DESCRIPTION OF THE TASK — The records follow. Copy each one exactly.

[Opening DATA RECORDS section]

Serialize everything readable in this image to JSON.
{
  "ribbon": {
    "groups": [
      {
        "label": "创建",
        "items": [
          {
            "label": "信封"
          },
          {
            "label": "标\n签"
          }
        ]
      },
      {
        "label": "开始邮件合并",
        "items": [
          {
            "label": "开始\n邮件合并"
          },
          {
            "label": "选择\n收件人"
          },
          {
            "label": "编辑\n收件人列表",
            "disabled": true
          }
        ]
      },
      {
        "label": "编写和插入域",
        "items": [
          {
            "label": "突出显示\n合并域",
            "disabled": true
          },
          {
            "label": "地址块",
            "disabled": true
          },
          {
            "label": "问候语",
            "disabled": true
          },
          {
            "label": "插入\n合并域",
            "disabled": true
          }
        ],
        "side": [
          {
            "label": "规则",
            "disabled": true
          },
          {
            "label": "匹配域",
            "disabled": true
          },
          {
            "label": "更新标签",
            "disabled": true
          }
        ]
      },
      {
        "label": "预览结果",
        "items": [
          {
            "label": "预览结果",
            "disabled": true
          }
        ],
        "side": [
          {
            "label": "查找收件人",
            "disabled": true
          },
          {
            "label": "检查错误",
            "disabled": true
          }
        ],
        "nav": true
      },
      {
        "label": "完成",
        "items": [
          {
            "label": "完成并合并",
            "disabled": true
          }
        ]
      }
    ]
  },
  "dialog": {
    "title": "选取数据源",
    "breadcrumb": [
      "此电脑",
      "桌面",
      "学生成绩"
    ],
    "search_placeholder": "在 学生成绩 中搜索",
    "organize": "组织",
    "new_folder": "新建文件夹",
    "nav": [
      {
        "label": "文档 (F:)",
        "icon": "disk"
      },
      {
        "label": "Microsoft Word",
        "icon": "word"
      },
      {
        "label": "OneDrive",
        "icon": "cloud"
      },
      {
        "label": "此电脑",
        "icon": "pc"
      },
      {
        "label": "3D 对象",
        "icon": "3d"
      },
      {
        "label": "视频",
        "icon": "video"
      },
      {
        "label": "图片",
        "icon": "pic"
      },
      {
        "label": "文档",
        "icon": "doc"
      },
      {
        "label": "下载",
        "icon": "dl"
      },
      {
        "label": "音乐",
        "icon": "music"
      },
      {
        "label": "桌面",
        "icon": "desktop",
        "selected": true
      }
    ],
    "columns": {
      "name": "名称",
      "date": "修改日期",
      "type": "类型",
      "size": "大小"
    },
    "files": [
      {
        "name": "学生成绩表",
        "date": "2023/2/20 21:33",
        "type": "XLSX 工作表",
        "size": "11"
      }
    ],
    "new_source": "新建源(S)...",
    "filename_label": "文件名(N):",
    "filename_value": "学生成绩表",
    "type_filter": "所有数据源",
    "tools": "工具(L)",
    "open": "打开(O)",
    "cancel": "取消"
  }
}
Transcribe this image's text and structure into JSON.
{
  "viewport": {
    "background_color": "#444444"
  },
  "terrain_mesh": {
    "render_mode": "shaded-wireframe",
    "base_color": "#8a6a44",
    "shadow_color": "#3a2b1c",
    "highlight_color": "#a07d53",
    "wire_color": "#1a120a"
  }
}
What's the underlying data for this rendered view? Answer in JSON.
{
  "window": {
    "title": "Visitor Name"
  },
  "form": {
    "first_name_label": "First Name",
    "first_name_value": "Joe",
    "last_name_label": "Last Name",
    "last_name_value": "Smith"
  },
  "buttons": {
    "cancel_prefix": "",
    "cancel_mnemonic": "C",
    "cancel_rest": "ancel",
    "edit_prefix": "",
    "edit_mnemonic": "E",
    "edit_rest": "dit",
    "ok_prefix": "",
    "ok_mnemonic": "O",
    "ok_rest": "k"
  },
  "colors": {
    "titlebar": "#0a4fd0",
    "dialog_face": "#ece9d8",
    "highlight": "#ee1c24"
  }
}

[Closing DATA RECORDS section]

ANSWER AREA —
Serialize everything readable in this image to JSON.
{
  "ribbon": {
    "groups": [
      {
        "label": "创建",
        "items": [
          {
            "label": "信封"
          },
          {
            "label": "标\n签"
          }
        ]
      },
      {
        "label": "开始邮件合并",
        "items": [
          {
            "label": "开始\n邮件合并"
          },
          {
            "label": "选择\n收件人"
          },
          {
            "label": "编辑\n收件人列表",
            "disabled": true
          }
        ]
      },
      {
        "label": "编写和插入域",
        "items": [
          {
            "label": "突出显示\n合并域",
            "disabled": true
          },
          {
            "label": "地址块",
            "disabled": true
          },
          {
            "label": "问候语",
            "disabled": true
          },
          {
            "label": "插入\n合并域",
            "disabled": true
          }
        ],
        "side": [
          {
            "label": "规则",
            "disabled": true
          },
          {
            "label": "匹配域",
            "disabled": true
          },
          {
            "label": "更新标签",
            "disabled": true
          }
        ]
      },
      {
        "label": "预览结果",
        "items": [
          {
            "label": "预览结果",
            "disabled": true
          }
        ],
        "side": [
          {
            "label": "查找收件人",
            "disabled": true
          },
          {
            "label": "检查错误",
            "disabled": true
          }
        ],
        "nav": true
      },
      {
        "label": "完成",
        "items": [
          {
            "label": "完成并合并",
            "disabled": true
          }
        ]
      }
    ]
  },
  "dialog": {
    "title": "选取数据源",
    "breadcrumb": [
      "此电脑",
      "桌面",
      "学生成绩"
    ],
    "search_placeholder": "在 学生成绩 中搜索",
    "organize": "组织",
    "new_folder": "新建文件夹",
    "nav": [
      {
        "label": "文档 (F:)",
        "icon": "disk"
      },
      {
        "label": "Microsoft Word",
        "icon": "word"
      },
      {
        "label": "OneDrive",
        "icon": "cloud"
      },
      {
        "label": "此电脑",
        "icon": "pc"
      },
      {
        "label": "3D 对象",
        "icon": "3d"
      },
      {
        "label": "视频",
        "icon": "video"
      },
      {
        "label": "图片",
        "icon": "pic"
      },
      {
        "label": "文档",
        "icon": "doc"
      },
      {
        "label": "下载",
        "icon": "dl"
      },
      {
        "label": "音乐",
        "icon": "music"
      },
      {
        "label": "桌面",
        "icon": "desktop",
        "selected": true
      }
    ],
    "columns": {
      "name": "名称",
      "date": "修改日期",
      "type": "类型",
      "size": "大小"
    },
    "files": [
      {
        "name": "学生成绩表",
        "date": "2023/2/20 21:33",
        "type": "XLSX 工作表",
        "size": "11"
      }
    ],
    "new_source": "新建源(S)...",
    "filename_label": "文件名(N):",
    "filename_value": "学生成绩表",
    "type_filter": "所有数据源",
    "tools": "工具(L)",
    "open": "打开(O)",
    "cancel": "取消"
  }
}
Transcribe this image's text and structure into JSON.
{
  "viewport": {
    "background_color": "#444444"
  },
  "terrain_mesh": {
    "render_mode": "shaded-wireframe",
    "base_color": "#8a6a44",
    "shadow_color": "#3a2b1c",
    "highlight_color": "#a07d53",
    "wire_color": "#1a120a"
  }
}
What's the underlying data for this rendered view? Answer in JSON.
{
  "window": {
    "title": "Visitor Name"
  },
  "form": {
    "first_name_label": "First Name",
    "first_name_value": "Joe",
    "last_name_label": "Last Name",
    "last_name_value": "Smith"
  },
  "buttons": {
    "cancel_prefix": "",
    "cancel_mnemonic": "C",
    "cancel_rest": "ancel",
    "edit_prefix": "",
    "edit_mnemonic": "E",
    "edit_rest": "dit",
    "ok_prefix": "",
    "ok_mnemonic": "O",
    "ok_rest": "k"
  },
  "colors": {
    "titlebar": "#0a4fd0",
    "dialog_face": "#ece9d8",
    "highlight": "#ee1c24"
  }
}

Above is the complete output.